* ASSIGNMENT
Repeat the entries that appear below, exactly as they are given.

[Stored items from a collection]
-------

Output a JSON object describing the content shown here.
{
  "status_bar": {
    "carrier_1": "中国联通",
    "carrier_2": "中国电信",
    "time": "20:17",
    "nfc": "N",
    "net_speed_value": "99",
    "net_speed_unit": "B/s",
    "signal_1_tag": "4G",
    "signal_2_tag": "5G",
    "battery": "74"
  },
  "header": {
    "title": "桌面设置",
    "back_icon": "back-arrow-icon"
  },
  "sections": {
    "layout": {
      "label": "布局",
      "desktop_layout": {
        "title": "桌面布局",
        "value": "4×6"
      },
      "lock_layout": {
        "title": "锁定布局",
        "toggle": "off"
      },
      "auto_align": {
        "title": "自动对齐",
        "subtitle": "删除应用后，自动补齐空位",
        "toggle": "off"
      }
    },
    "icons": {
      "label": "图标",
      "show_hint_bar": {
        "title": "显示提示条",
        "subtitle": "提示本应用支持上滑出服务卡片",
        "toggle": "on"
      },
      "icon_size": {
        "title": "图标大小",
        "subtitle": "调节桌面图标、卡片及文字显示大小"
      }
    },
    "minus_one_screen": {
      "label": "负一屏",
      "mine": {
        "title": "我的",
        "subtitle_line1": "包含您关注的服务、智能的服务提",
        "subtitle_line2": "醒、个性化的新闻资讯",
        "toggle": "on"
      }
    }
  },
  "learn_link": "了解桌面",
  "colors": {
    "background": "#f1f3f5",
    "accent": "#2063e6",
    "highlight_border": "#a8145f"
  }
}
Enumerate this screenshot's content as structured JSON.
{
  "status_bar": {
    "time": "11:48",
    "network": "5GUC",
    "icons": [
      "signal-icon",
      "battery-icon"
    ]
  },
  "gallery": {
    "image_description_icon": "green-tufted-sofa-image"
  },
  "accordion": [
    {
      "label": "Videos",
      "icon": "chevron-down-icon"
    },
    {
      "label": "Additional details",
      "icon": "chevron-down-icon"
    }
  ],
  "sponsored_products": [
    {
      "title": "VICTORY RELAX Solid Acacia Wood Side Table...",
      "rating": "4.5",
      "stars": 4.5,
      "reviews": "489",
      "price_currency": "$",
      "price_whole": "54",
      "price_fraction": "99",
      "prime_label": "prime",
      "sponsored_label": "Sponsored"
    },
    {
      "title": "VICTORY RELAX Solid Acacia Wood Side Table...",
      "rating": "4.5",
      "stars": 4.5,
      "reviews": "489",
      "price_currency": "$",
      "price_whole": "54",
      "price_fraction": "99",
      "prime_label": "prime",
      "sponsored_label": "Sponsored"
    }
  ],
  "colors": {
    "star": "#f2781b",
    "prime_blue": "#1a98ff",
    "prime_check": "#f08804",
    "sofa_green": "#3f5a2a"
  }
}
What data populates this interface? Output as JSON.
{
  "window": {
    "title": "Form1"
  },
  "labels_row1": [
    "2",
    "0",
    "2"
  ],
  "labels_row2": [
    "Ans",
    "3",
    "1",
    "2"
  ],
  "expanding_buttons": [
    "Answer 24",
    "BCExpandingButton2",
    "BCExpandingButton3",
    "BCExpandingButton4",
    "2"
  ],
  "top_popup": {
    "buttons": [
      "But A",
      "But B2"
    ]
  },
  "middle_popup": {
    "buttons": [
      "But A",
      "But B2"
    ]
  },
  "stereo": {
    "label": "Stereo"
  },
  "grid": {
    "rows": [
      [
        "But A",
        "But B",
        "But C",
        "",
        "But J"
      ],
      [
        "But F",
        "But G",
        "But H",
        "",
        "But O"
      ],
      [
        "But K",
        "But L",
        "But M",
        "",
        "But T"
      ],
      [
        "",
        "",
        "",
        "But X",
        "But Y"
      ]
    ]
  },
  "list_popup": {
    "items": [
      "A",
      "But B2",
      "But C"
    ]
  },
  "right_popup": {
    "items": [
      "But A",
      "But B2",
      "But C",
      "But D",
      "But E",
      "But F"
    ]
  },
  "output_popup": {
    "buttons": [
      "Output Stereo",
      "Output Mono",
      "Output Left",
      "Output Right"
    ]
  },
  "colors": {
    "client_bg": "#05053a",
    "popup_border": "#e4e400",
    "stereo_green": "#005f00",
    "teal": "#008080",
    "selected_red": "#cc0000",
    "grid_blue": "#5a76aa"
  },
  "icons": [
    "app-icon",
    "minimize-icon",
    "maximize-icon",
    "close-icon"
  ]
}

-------

* EXERCISE ANSWER
Output a JSON object describing the content shown here.
{
  "status_bar": {
    "carrier_1": "中国联通",
    "carrier_2": "中国电信",
    "time": "20:17",
    "nfc": "N",
    "net_speed_value": "99",
    "net_speed_unit": "B/s",
    "signal_1_tag": "4G",
    "signal_2_tag": "5G",
    "battery": "74"
  },
  "header": {
    "title": "桌面设置",
    "back_icon": "back-arrow-icon"
  },
  "sections": {
    "layout": {
      "label": "布局",
      "desktop_layout": {
        "title": "桌面布局",
        "value": "4×6"
      },
      "lock_layout": {
        "title": "锁定布局",
        "toggle": "off"
      },
      "auto_align": {
        "title": "自动对齐",
        "subtitle": "删除应用后，自动补齐空位",
        "toggle": "off"
      }
    },
    "icons": {
      "label": "图标",
      "show_hint_bar": {
        "title": "显示提示条",
        "subtitle": "提示本应用支持上滑出服务卡片",
        "toggle": "on"
      },
      "icon_size": {
        "title": "图标大小",
        "subtitle": "调节桌面图标、卡片及文字显示大小"
      }
    },
    "minus_one_screen": {
      "label": "负一屏",
      "mine": {
        "title": "我的",
        "subtitle_line1": "包含您关注的服务、智能的服务提",
        "subtitle_line2": "醒、个性化的新闻资讯",
        "toggle": "on"
      }
    }
  },
  "learn_link": "了解桌面",
  "colors": {
    "background": "#f1f3f5",
    "accent": "#2063e6",
    "highlight_border": "#a8145f"
  }
}
Enumerate this screenshot's content as structured JSON.
{
  "status_bar": {
    "time": "11:48",
    "network": "5GUC",
    "icons": [
      "signal-icon",
      "battery-icon"
    ]
  },
  "gallery": {
    "image_description_icon": "green-tufted-sofa-image"
  },
  "accordion": [
    {
      "label": "Videos",
      "icon": "chevron-down-icon"
    },
    {
      "label": "Additional details",
      "icon": "chevron-down-icon"
    }
  ],
  "sponsored_products": [
    {
      "title": "VICTORY RELAX Solid Acacia Wood Side Table...",
      "rating": "4.5",
      "stars": 4.5,
      "reviews": "489",
      "price_currency": "$",
      "price_whole": "54",
      "price_fraction": "99",
      "prime_label": "prime",
      "sponsored_label": "Sponsored"
    },
    {
      "title": "VICTORY RELAX Solid Acacia Wood Side Table...",
      "rating": "4.5",
      "stars": 4.5,
      "reviews": "489",
      "price_currency": "$",
      "price_whole": "54",
      "price_fraction": "99",
      "prime_label": "prime",
      "sponsored_label": "Sponsored"
    }
  ],
  "colors": {
    "star": "#f2781b",
    "prime_blue": "#1a98ff",
    "prime_check": "#f08804",
    "sofa_green": "#3f5a2a"
  }
}
What data populates this interface? Output as JSON.
{
  "window": {
    "title": "Form1"
  },
  "labels_row1": [
    "2",
    "0",
    "2"
  ],
  "labels_row2": [
    "Ans",
    "3",
    "1",
    "2"
  ],
  "expanding_buttons": [
    "Answer 24",
    "BCExpandingButton2",
    "BCExpandingButton3",
    "BCExpandingButton4",
    "2"
  ],
  "top_popup": {
    "buttons": [
      "But A",
      "But B2"
    ]
  },
  "middle_popup": {
    "buttons": [
      "But A",
      "But B2"
    ]
  },
  "stereo": {
    "label": "Stereo"
  },
  "grid": {
    "rows": [
      [
        "But A",
        "But B",
        "But C",
        "",
        "But J"
      ],
      [
        "But F",
        "But G",
        "But H",
        "",
        "But O"
      ],
      [
        "But K",
        "But L",
        "But M",
        "",
        "But T"
      ],
      [
        "",
        "",
        "",
        "But X",
        "But Y"
      ]
    ]
  },
  "list_popup": {
    "items": [
      "A",
      "But B2",
      "But C"
    ]
  },
  "right_popup": {
    "items": [
      "But A",
      "But B2",
      "But C",
      "But D",
      "But E",
      "But F"
    ]
  },
  "output_popup": {
    "buttons": [
      "Output Stereo",
      "Output Mono",
      "Output Left",
      "Output Right"
    ]
  },
  "colors": {
    "client_bg": "#05053a",
    "popup_border": "#e4e400",
    "stereo_green": "#005f00",
    "teal": "#008080",
    "selected_red": "#cc0000",
    "grid_blue": "#5a76aa"
  },
  "icons": [
    "app-icon",
    "minimize-icon",
    "maximize-icon",
    "close-icon"
  ]
}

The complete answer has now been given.